On 21 September, we hosted the “Ministerial Roundtable on Nigeria and the Lake Chad Region”, which placed the spotlight on one of the world’s forgotten crises, bringing together representatives of Member States, regional organizations, UN agencies and civil society. The event built on the outcomes of the Oslo Humanitarian Conference on Nigeria and the Lake Chad Region held in February 2017, providing a platform for exchanges on the way forward.
The humanitarian crisis in the Lake Chad Region is one of the most severe in the world, with 10.9 million people in need of humanitarian assistance across parts of Nigeria, Cameroon, Chad and Niger, following eight years of violence and conflict. For many of the affected people, protection, safety and security are the immediate priorities, amid very high levels of sexual and gender-based violence and sexual exploitation and abuse.
We agreed that significant progress has been made in reaching people in humanitarian need across the Lake Chad Basin. The humanitarian response in 2017 has been effective, scaling up to reach millions of people and saving many lives. We also recognized the bravery and dedication of aid workers in the field, often working in very difficult conditions.
At the same time, we noted that the gains are fragile and that needs will remain high into 2018 and beyond. Further efforts by aid organisations to reach all those in need, including in hard-to-reach areas through effective coordination and response planning will be essential. Therefore, sustained donor support is required.
We recognized that donors have demonstrated increased political and financial commitment to addressing the crisis, contributing over $700 million for the humanitarian response in the Lake Chad Region in 2017. The four Humanitarian Country Teams have come together to prioritize interventions for the rest of the year, and their revised regional appeal for US$661 million until the end of December 2017 was shared at today’s event. During the meeting, Denmark, Japan and the Netherlands pledged new funding of $9.8 million.
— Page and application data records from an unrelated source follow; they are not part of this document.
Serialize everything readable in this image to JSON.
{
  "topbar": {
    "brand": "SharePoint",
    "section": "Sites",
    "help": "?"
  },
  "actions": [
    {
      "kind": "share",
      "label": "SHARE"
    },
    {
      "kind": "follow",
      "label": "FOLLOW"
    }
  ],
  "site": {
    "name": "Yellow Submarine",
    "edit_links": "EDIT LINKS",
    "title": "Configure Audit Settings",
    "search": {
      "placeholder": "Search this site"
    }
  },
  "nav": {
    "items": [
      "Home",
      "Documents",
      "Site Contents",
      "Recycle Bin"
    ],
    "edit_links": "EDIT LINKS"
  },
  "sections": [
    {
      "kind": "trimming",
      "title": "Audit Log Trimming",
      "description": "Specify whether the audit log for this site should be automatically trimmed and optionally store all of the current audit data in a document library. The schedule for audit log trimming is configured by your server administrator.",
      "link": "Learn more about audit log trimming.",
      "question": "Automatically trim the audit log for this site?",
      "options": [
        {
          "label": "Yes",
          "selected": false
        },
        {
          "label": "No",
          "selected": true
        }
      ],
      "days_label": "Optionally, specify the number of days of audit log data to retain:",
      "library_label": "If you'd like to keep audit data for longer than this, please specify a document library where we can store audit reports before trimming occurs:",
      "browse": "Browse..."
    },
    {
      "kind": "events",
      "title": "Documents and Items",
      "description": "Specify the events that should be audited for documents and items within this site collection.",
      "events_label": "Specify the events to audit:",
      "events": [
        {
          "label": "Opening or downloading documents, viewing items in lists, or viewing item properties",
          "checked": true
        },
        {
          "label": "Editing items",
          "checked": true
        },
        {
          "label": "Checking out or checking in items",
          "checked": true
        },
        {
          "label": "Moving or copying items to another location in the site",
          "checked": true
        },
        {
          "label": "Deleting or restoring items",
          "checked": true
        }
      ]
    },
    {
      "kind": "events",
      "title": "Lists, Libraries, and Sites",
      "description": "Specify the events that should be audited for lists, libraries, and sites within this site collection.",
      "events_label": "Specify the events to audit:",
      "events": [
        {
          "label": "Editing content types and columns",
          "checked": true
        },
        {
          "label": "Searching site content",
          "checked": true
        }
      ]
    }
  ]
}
To prevent the crisis from growing, a collective effort is required, including an increased role for the international financial institutions and the private sector. We agreed that governments have the primary responsibility to meet the needs of their own populations and that international assistance is necessary to complement these efforts.
We noted the vital contributions by the Central Emergency Response Fund (CERF) for the humanitarian response in the Lake Chad Region, which amount to over $150 million since 2015, as well as the Nigeria Humanitarian Fund, which was launched in February 2017 and has already received almost $25 million in support of the highest priority components of the Nigeria Humanitarian Response Plan.
We agreed that we must also invest now in more durable development solutions to address the underlying causes of the crisis, while sustaining humanitarian efforts. We encouraged the governments in the Lake Chad Region to continue to lead on recovery and longer-term development, and urged the international community to provide sustained support, politically and financially.
The event, which was also featured remarks by Deputy Secretary-General Amina J. Mohammed, demonstrated that the Lake Chad Region is strategically important. The future stability of the region or its people matters to all of us. Humanitarian assistance, early recovery and longerterm development assistance must proceed in parallel, as a balanced approach across all pillars is the only way to sustainably alleviate the suffering of people in need.